But the Ludisia ,or Jewel orchids displays deep burgundy leaves, with pink stems that grow small white flowers.
Hibiscus or Rose of China, is a beautiful flowering plant that is pet-safe for cats, dogs, and horses. Their trumpet-shaped flowers come in pink, red, orange, peach, yellow, or purple and reach up to eight inches in diameter.
And hibiscus can be shaped to grow into a graceful indoor tree.
A Final Note
While the plants listed above are pet-friendly, your cat or dog may still vomit after chewing on the leaves of these plants.
Remember your due diligence! Research any plant or flower you bring into your home.
Visit the ASPCA database of toxic and non-toxic plants for pets.
Add colorful and large pebbles or stones to your indoor plants to discourage digging in the dirt, and to prevent your cat from using it as a litter box. Make sure the pebbles are too large to swallow.
Hang your plants high overhead to avoid pets jumping or reaching the plants. If your pets get too curious about your plants, train them that plants are a NO zone.
Thanks for keeping your pets safe!
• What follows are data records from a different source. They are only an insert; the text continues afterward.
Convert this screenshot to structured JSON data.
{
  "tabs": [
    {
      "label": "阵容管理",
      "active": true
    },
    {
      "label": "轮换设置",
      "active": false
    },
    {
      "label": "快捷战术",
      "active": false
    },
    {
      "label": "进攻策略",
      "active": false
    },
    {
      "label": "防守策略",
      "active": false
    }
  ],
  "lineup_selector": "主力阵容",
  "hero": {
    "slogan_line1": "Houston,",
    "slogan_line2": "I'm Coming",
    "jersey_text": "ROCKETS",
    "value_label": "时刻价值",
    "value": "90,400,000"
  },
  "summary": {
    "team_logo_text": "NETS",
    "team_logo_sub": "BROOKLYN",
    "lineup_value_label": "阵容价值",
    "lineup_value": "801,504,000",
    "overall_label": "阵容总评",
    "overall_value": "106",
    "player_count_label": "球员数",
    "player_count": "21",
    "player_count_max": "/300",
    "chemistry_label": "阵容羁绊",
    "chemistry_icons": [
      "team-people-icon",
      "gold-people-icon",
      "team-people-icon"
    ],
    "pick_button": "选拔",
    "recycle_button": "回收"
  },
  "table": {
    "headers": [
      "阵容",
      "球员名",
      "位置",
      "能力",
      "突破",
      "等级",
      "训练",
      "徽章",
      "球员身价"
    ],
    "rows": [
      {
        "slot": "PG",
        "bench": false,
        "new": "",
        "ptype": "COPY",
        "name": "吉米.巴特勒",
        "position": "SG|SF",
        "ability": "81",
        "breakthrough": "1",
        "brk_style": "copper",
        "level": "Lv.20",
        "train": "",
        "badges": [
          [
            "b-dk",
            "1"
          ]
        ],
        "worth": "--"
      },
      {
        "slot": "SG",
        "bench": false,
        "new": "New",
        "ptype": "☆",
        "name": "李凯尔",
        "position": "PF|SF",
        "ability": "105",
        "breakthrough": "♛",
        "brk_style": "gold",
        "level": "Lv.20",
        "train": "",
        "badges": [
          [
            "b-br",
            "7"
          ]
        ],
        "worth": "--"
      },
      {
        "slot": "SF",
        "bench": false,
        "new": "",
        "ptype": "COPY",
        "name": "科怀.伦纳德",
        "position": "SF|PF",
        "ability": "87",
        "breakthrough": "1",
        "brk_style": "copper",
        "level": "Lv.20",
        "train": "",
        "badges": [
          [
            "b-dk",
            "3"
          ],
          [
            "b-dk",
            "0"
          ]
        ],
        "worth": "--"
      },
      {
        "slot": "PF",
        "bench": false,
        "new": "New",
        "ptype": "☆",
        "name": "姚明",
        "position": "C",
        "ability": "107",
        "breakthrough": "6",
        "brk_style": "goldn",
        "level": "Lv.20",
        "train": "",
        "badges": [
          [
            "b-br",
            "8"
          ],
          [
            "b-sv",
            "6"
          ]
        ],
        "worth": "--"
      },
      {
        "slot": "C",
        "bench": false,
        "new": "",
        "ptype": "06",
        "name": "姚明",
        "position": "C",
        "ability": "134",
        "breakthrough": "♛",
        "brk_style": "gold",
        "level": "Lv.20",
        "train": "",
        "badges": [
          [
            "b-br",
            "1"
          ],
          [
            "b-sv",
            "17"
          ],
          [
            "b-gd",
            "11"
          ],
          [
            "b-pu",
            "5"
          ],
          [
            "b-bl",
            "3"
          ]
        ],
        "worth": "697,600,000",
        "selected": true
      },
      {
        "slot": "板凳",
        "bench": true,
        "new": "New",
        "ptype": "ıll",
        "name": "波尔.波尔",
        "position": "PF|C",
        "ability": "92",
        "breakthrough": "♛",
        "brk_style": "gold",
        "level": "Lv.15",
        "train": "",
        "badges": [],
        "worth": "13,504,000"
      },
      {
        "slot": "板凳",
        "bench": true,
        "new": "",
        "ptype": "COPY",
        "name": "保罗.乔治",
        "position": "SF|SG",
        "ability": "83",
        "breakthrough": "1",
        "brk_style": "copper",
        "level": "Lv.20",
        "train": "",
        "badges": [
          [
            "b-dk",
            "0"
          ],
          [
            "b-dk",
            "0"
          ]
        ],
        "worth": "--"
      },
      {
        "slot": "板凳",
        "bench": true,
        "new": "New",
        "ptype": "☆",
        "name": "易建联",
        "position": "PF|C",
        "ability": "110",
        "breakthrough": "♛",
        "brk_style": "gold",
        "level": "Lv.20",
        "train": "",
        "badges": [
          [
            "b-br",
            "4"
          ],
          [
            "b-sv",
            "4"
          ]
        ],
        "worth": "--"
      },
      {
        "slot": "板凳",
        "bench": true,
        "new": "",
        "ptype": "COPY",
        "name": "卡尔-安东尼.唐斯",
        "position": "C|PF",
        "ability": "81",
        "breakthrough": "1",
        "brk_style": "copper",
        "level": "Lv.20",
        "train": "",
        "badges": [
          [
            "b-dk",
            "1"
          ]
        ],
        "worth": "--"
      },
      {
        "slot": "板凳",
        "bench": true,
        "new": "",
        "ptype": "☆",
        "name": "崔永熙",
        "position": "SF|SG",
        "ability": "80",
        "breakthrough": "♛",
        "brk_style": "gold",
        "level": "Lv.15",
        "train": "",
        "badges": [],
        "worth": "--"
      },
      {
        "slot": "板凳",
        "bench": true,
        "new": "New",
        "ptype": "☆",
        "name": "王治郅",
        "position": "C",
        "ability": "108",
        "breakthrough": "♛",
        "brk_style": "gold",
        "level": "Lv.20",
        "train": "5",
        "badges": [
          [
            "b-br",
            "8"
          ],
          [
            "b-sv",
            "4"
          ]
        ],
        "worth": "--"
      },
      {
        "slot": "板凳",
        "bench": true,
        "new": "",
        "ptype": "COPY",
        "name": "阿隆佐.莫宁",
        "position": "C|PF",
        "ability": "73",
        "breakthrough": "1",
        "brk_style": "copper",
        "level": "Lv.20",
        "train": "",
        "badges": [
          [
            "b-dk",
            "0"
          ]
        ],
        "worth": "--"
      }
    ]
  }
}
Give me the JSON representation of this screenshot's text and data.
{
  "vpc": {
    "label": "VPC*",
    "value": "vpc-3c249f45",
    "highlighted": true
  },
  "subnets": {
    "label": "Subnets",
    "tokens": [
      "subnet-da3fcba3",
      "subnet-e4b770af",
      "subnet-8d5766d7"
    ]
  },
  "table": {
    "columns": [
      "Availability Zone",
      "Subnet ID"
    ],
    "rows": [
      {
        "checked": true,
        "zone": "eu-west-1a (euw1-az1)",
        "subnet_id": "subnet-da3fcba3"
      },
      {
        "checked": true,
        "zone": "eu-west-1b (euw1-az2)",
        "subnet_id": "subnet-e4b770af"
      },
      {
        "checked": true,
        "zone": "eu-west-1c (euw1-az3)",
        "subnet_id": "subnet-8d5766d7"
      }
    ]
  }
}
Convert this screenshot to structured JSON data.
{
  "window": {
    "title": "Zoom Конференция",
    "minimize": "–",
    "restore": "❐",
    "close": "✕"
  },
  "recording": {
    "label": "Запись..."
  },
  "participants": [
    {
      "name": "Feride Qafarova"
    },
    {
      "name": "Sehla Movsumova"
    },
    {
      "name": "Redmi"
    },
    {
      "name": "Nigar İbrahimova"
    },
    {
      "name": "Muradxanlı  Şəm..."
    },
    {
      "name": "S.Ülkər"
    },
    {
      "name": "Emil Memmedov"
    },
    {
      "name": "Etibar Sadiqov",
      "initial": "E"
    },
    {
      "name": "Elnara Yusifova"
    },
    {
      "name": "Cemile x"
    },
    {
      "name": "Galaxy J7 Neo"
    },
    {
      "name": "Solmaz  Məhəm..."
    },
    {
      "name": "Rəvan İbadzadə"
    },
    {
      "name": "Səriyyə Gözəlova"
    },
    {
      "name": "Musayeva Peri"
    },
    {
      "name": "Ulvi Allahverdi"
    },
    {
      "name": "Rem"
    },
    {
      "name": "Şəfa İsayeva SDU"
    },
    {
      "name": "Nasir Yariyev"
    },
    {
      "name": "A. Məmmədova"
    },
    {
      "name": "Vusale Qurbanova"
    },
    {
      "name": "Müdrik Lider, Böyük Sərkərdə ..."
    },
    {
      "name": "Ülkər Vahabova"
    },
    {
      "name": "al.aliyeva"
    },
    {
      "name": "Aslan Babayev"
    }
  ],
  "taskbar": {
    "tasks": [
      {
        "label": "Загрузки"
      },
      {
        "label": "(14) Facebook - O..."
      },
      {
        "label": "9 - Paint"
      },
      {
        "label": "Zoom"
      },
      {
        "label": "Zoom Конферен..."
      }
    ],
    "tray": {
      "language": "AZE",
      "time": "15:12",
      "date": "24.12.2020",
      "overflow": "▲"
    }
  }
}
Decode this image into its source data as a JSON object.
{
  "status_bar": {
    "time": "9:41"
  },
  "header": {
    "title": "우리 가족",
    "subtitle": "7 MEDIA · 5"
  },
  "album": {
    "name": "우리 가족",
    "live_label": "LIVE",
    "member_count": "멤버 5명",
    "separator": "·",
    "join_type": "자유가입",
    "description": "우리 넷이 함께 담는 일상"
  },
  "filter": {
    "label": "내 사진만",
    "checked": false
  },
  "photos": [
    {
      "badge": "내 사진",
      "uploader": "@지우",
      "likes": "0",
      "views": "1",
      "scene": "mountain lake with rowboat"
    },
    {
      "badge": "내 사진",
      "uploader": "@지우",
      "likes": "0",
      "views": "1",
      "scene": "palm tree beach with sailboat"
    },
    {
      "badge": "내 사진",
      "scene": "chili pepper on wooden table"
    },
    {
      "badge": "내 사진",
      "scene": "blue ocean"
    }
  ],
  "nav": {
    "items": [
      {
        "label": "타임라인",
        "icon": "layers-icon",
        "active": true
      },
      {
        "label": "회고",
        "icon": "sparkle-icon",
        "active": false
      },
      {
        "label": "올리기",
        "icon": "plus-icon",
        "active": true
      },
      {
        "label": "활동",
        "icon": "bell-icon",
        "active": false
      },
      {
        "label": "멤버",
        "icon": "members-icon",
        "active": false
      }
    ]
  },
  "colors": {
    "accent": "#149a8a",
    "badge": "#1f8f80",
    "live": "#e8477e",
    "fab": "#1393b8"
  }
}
Dr. Pet Mom
“Animals don’t hate, and we’re supposed to be better than them.”